### EXTRACTED INFORMATION ###

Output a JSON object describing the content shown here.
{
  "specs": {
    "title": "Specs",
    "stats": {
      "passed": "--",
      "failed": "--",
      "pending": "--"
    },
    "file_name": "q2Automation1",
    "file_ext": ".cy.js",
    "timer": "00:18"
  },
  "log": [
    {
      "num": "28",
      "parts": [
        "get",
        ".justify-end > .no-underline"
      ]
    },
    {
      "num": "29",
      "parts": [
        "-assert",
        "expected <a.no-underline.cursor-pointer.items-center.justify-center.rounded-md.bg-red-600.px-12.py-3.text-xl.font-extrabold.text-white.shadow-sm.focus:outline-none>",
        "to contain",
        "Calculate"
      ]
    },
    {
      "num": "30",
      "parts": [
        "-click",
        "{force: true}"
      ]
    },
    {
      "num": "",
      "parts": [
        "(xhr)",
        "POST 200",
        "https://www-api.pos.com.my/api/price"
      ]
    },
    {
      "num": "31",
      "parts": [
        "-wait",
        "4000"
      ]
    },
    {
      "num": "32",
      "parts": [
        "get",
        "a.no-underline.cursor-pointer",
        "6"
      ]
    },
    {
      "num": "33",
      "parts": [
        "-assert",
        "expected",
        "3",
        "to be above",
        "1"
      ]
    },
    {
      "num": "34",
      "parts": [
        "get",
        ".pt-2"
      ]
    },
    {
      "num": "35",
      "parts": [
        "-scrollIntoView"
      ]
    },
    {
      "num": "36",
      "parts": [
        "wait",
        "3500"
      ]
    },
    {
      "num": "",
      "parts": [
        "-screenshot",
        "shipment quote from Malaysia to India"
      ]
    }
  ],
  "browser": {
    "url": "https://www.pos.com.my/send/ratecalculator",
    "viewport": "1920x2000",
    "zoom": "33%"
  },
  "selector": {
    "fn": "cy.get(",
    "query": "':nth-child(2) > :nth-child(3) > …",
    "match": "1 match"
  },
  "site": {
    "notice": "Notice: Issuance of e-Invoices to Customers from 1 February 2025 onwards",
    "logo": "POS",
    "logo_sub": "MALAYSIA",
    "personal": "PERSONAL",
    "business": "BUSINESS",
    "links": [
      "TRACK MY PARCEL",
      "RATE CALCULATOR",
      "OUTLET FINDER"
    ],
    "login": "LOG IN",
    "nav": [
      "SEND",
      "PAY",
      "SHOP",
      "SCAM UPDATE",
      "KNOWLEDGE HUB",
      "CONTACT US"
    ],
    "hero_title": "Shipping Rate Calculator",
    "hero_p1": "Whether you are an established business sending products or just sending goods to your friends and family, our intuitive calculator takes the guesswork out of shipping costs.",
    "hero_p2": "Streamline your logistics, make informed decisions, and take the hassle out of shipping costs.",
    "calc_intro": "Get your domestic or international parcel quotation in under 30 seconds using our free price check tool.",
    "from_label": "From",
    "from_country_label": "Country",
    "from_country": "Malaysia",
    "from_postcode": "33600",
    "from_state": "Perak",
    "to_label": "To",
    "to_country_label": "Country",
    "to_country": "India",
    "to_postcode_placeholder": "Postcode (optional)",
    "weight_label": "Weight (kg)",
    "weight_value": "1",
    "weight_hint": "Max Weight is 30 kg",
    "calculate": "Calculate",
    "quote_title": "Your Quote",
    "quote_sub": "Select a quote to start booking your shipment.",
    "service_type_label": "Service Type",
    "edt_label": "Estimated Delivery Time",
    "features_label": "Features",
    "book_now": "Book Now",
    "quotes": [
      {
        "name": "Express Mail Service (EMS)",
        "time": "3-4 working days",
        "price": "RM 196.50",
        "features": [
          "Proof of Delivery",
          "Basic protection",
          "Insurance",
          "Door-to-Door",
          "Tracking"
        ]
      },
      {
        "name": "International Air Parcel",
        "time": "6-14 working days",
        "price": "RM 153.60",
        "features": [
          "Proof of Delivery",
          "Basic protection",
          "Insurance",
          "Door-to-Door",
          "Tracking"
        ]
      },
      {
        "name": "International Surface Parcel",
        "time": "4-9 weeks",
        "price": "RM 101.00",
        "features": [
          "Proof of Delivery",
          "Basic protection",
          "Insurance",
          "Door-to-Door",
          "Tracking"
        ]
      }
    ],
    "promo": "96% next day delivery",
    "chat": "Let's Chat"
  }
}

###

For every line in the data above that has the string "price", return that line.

        "https://www-api.pos.com.my/api/price"
    "calc_intro": "Get your domestic or international parcel quotation in under 30 seconds using our free price check tool.",
        "price": "RM 196.50",
        "price": "RM 153.60",
        "price": "RM 101.00",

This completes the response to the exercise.